Copy the records below in full and leave every image out of the copy.
:: DATA FOR THIS TASK
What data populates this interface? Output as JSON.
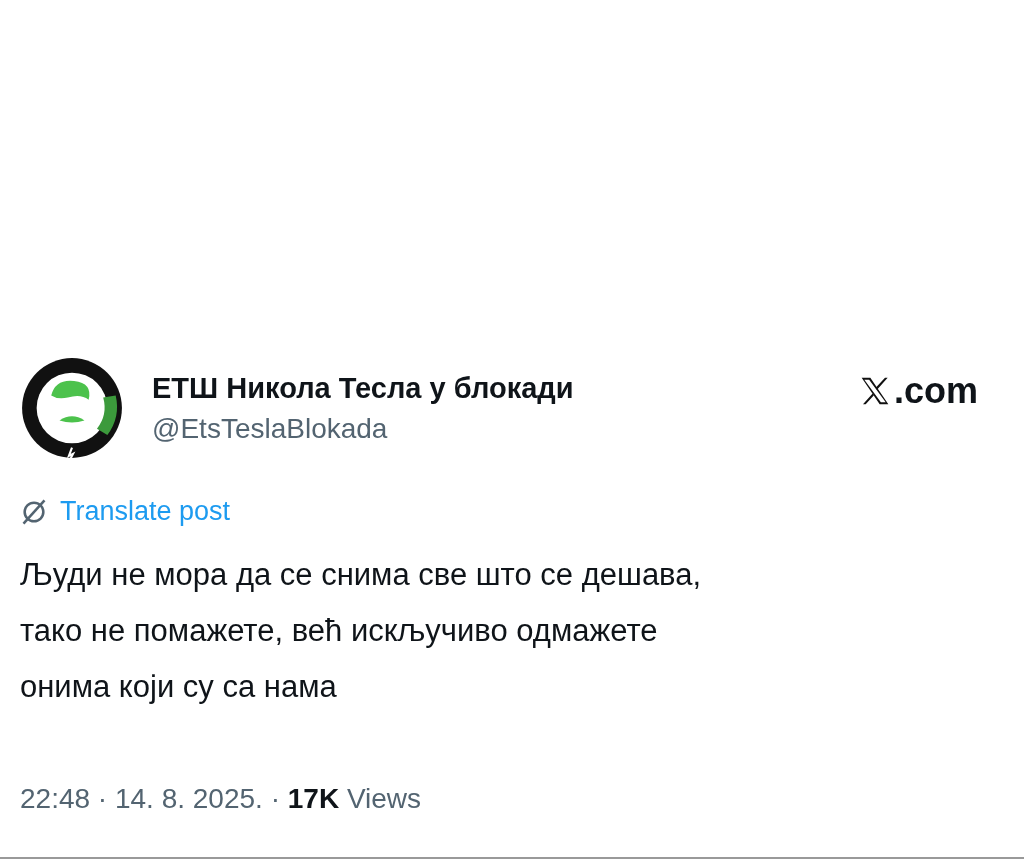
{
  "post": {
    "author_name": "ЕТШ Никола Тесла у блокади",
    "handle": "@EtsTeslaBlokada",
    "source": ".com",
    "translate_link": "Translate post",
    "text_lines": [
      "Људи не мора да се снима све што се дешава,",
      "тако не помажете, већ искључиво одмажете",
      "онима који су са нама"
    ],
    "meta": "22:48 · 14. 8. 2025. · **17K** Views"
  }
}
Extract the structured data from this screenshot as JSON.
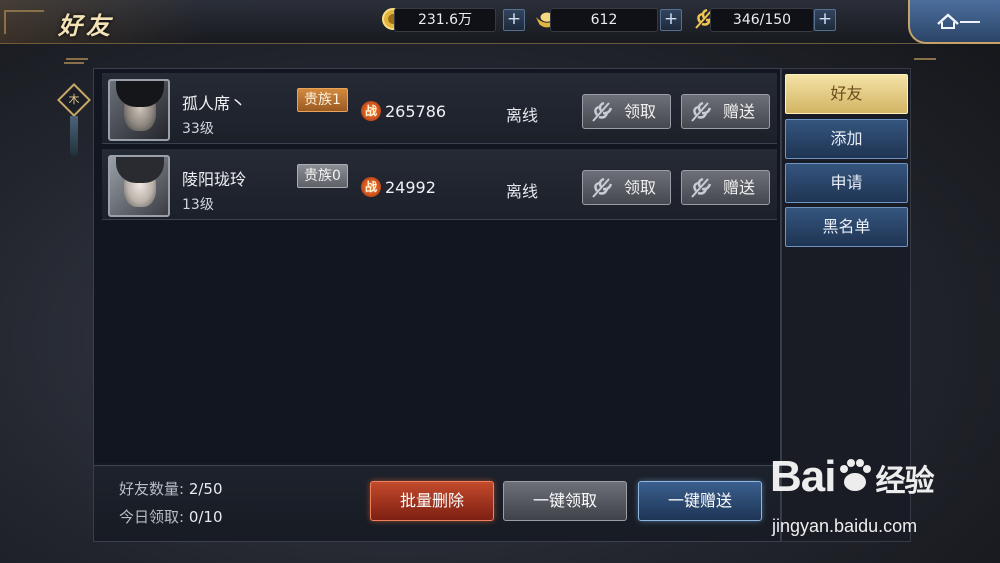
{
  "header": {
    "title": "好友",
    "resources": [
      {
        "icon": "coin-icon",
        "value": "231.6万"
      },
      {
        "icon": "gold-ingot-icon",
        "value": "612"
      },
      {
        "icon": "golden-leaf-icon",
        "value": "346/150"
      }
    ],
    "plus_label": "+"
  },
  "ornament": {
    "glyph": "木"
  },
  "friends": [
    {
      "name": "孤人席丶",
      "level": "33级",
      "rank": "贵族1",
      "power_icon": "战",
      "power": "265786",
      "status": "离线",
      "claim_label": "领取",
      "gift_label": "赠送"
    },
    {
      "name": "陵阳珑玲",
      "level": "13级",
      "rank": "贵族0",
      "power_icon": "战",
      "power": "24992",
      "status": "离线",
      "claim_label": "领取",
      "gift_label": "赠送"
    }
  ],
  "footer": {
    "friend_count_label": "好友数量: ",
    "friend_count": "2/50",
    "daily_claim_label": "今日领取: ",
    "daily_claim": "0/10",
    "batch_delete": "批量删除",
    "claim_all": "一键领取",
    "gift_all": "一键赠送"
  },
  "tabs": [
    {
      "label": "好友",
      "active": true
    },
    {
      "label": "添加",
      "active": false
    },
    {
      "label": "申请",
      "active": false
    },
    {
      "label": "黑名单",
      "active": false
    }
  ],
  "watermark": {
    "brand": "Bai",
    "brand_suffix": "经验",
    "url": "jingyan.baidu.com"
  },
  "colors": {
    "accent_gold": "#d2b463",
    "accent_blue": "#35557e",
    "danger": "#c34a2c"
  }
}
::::
*RESULT BELOW*.
What data populates this interface? Output as JSON.
{
  "post": {
    "author_name": "ЕТШ Никола Тесла у блокади",
    "handle": "@EtsTeslaBlokada",
    "source": ".com",
    "translate_link": "Translate post",
    "text_lines": [
      "Људи не мора да се снима све што се дешава,",
      "тако не помажете, већ искључиво одмажете",
      "онима који су са нама"
    ],
    "meta": "22:48 · 14. 8. 2025. · **17K** Views"
  }
}
Extract the structured data from this screenshot as JSON.
{
  "header": {
    "title": "好友",
    "resources": [
      {
        "icon": "coin-icon",
        "value": "231.6万"
      },
      {
        "icon": "gold-ingot-icon",
        "value": "612"
      },
      {
        "icon": "golden-leaf-icon",
        "value": "346/150"
      }
    ],
    "plus_label": "+"
  },
  "ornament": {
    "glyph": "木"
  },
  "friends": [
    {
      "name": "孤人席丶",
      "level": "33级",
      "rank": "贵族1",
      "power_icon": "战",
      "power": "265786",
      "status": "离线",
      "claim_label": "领取",
      "gift_label": "赠送"
    },
    {
      "name": "陵阳珑玲",
      "level": "13级",
      "rank": "贵族0",
      "power_icon": "战",
      "power": "24992",
      "status": "离线",
      "claim_label": "领取",
      "gift_label": "赠送"
    }
  ],
  "footer": {
    "friend_count_label": "好友数量: ",
    "friend_count": "2/50",
    "daily_claim_label": "今日领取: ",
    "daily_claim": "0/10",
    "batch_delete": "批量删除",
    "claim_all": "一键领取",
    "gift_all": "一键赠送"
  },
  "tabs": [
    {
      "label": "好友",
      "active": true
    },
    {
      "label": "添加",
      "active": false
    },
    {
      "label": "申请",
      "active": false
    },
    {
      "label": "黑名单",
      "active": false
    }
  ],
  "watermark": {
    "brand": "Bai",
    "brand_suffix": "经验",
    "url": "jingyan.baidu.com"
  },
  "colors": {
    "accent_gold": "#d2b463",
    "accent_blue": "#35557e",
    "danger": "#c34a2c"
  }
}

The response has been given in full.